:: Dataset rows describing interfaces ::
◇ ◇ ◇ ◇ ◇ ◇ ◇

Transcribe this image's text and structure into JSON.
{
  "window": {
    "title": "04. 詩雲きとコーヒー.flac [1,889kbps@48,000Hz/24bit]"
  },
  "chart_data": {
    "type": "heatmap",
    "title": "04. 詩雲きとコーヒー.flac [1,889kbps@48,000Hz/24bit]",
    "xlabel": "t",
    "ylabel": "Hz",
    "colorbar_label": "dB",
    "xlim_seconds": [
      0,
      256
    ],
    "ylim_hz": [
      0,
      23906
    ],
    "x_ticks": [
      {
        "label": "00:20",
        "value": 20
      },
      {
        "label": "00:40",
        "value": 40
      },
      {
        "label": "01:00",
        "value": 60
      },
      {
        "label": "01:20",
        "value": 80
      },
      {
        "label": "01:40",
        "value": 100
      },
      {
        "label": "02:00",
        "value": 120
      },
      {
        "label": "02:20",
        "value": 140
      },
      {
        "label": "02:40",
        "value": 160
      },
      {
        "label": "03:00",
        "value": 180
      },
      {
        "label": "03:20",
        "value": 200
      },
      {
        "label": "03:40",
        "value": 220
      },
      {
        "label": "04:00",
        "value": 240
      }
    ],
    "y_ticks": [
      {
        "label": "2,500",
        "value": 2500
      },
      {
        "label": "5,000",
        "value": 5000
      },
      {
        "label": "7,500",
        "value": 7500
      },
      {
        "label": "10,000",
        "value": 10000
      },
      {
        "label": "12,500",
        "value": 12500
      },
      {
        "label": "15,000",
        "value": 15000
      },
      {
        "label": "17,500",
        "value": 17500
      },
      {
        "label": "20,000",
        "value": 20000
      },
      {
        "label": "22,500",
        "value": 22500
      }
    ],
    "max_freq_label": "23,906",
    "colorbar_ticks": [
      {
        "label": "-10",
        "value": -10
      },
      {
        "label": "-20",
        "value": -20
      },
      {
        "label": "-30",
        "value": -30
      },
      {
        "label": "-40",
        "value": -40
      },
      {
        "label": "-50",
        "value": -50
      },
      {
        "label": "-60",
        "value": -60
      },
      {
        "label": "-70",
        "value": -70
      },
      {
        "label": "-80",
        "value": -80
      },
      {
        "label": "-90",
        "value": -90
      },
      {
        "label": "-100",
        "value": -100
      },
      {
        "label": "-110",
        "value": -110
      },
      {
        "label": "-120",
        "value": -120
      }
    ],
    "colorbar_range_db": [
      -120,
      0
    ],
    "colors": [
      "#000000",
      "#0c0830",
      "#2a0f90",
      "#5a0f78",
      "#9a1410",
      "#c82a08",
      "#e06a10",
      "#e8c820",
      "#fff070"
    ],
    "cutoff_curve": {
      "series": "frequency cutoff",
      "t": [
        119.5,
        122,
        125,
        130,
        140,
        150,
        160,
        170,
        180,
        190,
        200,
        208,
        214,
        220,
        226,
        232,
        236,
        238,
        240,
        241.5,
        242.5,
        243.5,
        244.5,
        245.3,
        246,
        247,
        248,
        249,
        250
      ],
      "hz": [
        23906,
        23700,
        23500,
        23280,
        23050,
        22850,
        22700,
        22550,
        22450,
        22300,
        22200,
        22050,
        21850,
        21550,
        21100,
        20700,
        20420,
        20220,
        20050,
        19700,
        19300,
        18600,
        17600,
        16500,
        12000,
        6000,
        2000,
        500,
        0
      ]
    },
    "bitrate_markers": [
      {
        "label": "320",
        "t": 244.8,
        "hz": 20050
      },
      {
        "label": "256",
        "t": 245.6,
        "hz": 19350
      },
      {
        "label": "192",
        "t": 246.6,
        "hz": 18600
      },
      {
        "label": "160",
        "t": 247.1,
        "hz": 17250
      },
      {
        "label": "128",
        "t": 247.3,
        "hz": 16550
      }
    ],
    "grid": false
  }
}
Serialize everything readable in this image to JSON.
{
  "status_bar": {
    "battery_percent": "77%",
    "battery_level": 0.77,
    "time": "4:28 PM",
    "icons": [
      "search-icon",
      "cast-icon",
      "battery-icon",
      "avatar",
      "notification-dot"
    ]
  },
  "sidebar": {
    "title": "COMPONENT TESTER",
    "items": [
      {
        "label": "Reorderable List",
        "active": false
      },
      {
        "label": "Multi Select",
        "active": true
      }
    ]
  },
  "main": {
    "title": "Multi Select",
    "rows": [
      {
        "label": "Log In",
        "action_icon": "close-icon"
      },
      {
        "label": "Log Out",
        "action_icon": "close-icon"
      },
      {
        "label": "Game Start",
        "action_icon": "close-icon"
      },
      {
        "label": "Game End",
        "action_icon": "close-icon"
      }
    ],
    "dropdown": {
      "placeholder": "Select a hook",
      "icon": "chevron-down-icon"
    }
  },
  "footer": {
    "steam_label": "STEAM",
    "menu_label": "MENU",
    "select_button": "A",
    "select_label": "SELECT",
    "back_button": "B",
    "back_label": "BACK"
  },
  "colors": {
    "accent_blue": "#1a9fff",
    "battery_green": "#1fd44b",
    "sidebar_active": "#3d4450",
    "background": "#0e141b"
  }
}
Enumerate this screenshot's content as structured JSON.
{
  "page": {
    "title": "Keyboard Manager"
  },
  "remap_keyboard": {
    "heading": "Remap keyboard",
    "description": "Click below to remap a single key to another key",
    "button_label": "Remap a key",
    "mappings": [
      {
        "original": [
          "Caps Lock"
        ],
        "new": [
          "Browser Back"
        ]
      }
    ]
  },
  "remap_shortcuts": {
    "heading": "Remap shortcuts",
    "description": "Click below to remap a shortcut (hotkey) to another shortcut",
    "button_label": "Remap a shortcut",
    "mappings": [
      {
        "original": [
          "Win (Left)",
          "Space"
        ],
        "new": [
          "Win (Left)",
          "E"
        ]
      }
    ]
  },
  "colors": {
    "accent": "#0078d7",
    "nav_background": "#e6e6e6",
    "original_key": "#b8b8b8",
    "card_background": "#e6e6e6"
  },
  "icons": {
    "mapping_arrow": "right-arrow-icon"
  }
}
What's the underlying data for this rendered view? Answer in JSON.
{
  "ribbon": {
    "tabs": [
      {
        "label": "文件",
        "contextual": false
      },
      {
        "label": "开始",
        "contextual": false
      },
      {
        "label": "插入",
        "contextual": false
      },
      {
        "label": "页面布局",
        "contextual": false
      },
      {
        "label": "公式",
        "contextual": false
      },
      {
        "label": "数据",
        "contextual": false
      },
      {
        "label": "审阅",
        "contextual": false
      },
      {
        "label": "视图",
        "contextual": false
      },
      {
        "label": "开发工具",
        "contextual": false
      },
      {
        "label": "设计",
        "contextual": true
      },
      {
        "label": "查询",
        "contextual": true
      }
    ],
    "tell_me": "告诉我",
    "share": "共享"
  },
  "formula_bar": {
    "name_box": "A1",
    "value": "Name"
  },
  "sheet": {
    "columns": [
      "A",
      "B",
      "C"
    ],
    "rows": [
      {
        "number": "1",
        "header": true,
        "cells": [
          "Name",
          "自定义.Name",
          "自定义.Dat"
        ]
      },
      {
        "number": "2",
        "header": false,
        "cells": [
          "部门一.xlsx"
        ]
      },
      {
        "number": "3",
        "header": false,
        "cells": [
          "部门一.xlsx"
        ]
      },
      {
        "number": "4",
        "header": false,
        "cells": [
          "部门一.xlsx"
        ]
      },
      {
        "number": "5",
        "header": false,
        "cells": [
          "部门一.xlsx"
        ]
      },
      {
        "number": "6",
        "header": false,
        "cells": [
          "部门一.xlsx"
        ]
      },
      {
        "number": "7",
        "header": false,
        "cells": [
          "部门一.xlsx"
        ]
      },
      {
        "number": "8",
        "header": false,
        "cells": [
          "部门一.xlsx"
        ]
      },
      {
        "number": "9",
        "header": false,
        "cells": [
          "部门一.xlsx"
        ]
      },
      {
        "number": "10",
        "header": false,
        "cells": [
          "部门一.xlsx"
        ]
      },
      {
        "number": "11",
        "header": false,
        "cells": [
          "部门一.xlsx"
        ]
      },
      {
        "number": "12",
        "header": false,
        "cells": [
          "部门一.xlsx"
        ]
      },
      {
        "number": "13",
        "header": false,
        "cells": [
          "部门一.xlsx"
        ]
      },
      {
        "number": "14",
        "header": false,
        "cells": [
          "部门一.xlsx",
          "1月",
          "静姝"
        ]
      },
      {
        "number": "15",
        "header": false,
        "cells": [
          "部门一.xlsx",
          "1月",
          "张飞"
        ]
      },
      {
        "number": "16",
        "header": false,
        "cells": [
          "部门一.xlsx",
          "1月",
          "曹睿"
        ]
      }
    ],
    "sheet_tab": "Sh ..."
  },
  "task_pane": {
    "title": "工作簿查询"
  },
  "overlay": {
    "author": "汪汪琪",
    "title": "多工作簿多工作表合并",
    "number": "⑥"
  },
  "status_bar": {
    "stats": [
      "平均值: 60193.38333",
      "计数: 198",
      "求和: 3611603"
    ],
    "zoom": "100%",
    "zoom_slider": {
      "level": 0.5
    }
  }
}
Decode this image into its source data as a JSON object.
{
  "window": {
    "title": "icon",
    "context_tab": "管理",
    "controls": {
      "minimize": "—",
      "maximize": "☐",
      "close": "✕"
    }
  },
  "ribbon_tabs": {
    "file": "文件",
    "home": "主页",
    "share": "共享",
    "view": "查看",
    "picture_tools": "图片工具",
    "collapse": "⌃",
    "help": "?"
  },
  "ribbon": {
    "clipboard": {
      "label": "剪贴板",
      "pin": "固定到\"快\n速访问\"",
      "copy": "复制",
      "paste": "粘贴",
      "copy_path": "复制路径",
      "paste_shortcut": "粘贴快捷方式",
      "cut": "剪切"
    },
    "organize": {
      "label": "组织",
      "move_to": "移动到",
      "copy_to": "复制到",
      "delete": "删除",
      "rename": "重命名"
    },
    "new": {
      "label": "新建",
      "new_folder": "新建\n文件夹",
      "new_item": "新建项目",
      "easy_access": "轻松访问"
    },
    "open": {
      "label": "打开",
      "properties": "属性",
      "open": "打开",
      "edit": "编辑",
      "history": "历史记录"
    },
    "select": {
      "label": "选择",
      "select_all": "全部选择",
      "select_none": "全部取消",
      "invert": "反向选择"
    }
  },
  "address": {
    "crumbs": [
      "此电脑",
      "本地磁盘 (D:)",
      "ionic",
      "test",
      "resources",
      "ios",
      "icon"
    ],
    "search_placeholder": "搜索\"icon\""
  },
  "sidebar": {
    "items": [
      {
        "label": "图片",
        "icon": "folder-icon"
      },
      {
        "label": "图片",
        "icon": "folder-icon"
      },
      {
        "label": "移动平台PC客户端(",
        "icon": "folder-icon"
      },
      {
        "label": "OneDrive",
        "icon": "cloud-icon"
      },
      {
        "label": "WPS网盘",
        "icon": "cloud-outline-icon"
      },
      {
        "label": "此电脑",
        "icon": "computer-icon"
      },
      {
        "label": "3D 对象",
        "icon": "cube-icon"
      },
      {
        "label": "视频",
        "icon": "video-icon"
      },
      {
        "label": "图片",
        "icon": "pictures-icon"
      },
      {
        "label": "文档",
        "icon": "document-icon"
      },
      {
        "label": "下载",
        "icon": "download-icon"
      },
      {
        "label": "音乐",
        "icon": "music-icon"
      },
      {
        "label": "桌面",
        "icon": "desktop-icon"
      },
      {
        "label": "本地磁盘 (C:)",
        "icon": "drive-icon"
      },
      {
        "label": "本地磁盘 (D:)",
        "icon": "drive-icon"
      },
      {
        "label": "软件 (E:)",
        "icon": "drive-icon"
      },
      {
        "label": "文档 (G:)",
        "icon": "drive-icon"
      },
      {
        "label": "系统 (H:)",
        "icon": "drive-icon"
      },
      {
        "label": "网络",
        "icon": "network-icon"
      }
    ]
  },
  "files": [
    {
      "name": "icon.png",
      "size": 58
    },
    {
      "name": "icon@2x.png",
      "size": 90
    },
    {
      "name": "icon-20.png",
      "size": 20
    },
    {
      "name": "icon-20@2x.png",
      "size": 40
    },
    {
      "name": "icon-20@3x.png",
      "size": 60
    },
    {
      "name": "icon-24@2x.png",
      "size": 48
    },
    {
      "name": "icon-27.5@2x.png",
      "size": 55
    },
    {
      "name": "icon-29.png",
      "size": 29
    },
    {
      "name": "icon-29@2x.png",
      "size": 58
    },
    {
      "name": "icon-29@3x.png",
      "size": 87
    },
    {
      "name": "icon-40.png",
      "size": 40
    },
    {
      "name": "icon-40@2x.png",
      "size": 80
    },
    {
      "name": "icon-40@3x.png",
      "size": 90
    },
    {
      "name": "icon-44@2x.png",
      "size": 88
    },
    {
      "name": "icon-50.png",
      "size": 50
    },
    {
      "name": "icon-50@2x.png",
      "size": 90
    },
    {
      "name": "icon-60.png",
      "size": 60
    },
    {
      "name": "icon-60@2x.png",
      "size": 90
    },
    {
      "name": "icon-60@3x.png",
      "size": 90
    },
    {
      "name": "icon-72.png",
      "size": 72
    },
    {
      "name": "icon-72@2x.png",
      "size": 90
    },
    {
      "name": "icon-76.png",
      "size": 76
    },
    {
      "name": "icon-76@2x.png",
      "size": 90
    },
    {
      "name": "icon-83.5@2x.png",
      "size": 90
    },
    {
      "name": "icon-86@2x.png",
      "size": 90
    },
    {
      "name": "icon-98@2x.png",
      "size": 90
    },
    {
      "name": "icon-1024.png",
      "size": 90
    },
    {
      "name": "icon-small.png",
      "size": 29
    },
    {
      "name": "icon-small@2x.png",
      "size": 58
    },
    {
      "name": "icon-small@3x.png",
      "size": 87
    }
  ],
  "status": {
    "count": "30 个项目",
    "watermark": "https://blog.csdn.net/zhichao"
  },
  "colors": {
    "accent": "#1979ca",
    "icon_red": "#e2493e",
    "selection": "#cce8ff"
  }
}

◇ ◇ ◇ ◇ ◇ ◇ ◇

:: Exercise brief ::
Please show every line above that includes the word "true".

:: Output for this exercise ::
        "active": true
        "contextual": true
        "contextual": true
        "header": true,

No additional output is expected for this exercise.